The key aim for FindingPheno is to understand the biological mechanisms that give rise to phenotypic variance. In other words, we want to know how what is going on inside a plant or animal can cause its physical outcomes – because once we understand it, we can change it for the better. To do this we are developing a new framework for analysing multi-omic data sets, i.e. information about all the different genetic and molecular processes within an organism, to find the causal relationships within. However, in recent years, it has become increasingly clear that we must also consider the complex interactions between the organism and its associated microbiome in order to fully understand this phenotypic variation. There is a multi-way flow of information and biological effect between all the different players within this system, host and microbiome, meaning that the microbiome is a critical part of why a host turns out the way it does and should not be ignored.
What is microbiome research?

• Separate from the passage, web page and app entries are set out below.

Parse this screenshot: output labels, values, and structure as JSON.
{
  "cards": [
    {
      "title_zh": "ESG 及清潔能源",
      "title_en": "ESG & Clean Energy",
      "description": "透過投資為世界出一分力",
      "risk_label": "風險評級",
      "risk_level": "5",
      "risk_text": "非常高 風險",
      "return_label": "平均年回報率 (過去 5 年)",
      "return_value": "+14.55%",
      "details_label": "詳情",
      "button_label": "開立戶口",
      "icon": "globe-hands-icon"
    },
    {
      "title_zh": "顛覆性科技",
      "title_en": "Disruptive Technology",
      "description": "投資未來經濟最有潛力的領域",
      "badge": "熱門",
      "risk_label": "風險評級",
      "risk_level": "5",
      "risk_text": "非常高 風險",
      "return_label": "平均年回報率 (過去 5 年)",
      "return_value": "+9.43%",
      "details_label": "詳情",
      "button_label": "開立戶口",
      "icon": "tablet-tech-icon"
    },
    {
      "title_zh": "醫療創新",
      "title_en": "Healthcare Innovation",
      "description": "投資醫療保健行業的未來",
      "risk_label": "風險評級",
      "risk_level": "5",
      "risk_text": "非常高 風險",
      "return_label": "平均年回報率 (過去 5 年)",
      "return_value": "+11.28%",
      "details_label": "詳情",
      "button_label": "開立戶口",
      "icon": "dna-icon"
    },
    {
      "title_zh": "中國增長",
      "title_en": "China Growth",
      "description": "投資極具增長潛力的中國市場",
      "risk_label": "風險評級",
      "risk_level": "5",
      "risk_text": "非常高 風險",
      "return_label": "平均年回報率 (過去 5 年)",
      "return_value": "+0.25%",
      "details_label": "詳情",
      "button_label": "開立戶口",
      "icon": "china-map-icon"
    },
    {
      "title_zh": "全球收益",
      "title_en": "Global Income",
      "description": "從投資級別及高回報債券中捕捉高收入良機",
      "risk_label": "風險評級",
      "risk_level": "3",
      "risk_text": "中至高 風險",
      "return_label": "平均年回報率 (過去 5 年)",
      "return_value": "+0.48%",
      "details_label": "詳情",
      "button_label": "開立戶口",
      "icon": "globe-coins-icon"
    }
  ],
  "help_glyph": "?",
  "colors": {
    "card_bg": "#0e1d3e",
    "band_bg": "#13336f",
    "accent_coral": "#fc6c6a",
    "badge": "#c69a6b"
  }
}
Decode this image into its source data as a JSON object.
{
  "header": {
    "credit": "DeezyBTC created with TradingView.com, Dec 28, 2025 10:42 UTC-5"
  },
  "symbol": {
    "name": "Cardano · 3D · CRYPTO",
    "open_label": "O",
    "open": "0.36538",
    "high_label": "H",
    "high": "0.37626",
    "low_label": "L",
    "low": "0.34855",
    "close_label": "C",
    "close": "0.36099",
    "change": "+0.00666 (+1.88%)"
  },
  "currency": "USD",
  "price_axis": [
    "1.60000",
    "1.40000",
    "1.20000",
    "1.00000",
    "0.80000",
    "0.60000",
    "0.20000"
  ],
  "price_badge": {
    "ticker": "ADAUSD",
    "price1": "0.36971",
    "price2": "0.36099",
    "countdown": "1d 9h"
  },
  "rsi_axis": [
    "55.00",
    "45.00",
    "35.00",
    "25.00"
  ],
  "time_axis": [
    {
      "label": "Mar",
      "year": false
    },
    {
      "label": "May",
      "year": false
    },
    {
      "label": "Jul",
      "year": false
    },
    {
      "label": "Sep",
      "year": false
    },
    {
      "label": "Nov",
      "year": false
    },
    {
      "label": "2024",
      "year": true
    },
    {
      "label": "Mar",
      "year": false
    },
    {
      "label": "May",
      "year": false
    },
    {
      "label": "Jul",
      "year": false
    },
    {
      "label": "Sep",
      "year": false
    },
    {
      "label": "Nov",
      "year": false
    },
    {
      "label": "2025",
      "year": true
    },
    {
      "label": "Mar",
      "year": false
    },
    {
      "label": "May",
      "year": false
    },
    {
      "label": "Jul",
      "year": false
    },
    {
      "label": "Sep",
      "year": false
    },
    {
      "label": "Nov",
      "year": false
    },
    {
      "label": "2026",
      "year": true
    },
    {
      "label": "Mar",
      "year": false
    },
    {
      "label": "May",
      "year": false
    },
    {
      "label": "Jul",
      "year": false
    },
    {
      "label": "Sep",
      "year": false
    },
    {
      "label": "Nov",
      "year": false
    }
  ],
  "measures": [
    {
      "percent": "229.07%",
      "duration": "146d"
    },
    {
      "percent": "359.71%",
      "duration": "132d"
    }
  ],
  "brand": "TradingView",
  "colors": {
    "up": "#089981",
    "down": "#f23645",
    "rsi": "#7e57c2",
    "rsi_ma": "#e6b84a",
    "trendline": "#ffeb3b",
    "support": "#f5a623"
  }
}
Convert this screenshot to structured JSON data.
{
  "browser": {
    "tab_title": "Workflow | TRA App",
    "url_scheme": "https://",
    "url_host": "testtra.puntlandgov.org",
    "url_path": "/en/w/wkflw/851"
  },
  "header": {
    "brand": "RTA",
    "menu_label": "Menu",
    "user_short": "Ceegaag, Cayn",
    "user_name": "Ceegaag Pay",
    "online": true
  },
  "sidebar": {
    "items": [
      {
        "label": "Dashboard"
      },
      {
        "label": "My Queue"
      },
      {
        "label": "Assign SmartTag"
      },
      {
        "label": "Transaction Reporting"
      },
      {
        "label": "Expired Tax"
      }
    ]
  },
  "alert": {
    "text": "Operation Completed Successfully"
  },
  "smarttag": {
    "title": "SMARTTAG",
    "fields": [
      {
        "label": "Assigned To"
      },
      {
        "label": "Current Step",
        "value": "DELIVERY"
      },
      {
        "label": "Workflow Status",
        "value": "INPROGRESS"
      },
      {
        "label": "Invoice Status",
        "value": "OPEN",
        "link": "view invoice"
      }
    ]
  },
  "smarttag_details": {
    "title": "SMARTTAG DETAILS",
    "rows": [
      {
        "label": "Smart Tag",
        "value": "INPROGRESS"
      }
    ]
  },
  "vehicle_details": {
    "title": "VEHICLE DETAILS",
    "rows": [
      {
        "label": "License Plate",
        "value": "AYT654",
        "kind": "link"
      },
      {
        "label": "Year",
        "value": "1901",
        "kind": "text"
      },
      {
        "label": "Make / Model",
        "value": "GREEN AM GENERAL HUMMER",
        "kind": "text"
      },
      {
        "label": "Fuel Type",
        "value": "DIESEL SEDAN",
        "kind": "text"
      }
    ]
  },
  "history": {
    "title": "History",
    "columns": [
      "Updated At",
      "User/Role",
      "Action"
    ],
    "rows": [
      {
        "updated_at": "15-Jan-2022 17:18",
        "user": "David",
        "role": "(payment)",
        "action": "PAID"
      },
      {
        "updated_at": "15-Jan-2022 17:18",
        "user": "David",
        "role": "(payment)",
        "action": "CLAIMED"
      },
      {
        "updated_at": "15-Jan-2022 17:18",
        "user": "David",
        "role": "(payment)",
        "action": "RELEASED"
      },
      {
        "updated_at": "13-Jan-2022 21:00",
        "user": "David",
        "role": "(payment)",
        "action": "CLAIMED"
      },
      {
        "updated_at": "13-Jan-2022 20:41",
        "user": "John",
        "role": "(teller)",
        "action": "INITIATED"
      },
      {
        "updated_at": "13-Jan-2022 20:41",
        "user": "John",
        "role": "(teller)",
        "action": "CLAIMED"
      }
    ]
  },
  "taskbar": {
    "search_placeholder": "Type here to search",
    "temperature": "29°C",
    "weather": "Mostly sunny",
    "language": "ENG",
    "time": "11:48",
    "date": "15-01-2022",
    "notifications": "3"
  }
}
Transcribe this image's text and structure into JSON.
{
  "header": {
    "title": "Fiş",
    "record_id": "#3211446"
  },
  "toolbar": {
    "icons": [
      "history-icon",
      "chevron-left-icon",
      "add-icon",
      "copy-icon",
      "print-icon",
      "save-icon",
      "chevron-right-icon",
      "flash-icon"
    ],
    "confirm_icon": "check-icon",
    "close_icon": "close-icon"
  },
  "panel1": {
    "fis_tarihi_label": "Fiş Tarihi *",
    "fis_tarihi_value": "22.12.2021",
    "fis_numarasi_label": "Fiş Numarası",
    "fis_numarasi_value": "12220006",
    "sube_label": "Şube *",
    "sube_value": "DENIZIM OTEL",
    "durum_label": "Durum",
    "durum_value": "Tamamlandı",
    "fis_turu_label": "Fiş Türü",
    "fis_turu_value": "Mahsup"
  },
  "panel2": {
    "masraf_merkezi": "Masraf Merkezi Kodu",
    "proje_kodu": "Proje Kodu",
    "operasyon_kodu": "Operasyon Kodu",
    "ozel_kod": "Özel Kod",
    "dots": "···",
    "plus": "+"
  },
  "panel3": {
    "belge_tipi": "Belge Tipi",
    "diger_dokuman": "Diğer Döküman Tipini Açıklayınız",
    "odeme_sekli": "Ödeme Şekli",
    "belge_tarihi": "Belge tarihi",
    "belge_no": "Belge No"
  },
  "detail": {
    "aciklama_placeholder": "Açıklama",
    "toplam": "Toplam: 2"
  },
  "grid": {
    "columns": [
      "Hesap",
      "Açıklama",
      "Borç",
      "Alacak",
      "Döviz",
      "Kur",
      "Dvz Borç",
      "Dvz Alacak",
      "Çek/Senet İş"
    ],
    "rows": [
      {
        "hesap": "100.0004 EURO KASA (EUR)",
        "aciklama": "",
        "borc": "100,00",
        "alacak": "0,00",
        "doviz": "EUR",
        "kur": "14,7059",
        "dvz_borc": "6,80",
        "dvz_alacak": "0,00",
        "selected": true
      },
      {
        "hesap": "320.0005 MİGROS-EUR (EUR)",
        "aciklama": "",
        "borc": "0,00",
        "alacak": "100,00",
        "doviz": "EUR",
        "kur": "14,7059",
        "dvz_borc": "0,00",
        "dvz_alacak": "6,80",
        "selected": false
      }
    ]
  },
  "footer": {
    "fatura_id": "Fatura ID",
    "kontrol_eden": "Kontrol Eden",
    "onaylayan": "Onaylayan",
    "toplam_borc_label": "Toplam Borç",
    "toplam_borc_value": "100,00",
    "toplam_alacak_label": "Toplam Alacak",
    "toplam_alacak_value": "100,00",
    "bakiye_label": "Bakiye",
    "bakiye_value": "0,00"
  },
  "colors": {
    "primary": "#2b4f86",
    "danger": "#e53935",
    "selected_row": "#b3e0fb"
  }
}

Microbiome research involves characterising the genetic, species or metabolic diversity of all of the microbes (e.g. bacteria, viruses, fungi, protozoa) present within a defined environment. In FindingPheno we are particularly interested in microbes that are associated with a macrobiotic host, e.g. living in the gut of an animal or on the roots of a plant. The rise of microbiome research has been driven by the ongoing development of metagenomics sequencing tools such as 16s profiling or shotgun sequencing, along with microbe-specific versions of other omics such as metatranscriptomics, etc.
There are two main ways to look at the microbiome. The first is cataloguing species diversity, i.e. working out which microbes are in a given sample and in what proportions. This diversity both influences and is influenced by the host genetics and environment, and can give insights into the health or growth status of the overall system. The second is to consider the metabolic capacity of the microbiome regardless of which exact microbes are providing this capacity, with a focus on the functional genes and proteins present rather than the exact species profile. While the latter approach is more complex and computationally difficult, it may be more informative for understanding the phenotypic outcomes.
The most researched model for microbiome-host interactions is the human, with studies starting as far back as the 1680s when Antonie van Leewenhoek compared the diversity of his oral and faecal microbiota. The rise in metagenomic technology in the past 15 years has dramatically increased interest in human microbiome research, with an exponential increase in publications and funding in this area (see also the figure below). These studies are providing increasing support for the importance of the microbiome in a wide array of human health phenotypes, with examples ranging from diseases such as obesity, colitis, diabetes, and heart health to more unexpected areas such as behaviour, antibiotic tolerance, and response to chemotherapy.
Given that we have now incorporated the microbiome as a central part of human health related studies, it is only natural to expect that the microbiome plays a similarly significant role in non-human-health related fields, such as agriculture and aquaculture. Early successes in this area have included the use of probiotic interventions to improve feed conversion efficiency for animals or provide germination or growth advantages in crops. It is also likely that having a better understanding of the microbiome could be used to reduce antibiotic use or increase drought tolerance in food production systems. Although the role of the microbiome is now universally acknowledged to be important in these systems, there has been little research investigating the interaction between the microbiome, the host genome and the host gut environment within food production species. By including the microbiome data in our project and working to analyse this web of hologenomic interactions, we can begin to see what is really going on.
Written by Shelley Edmunds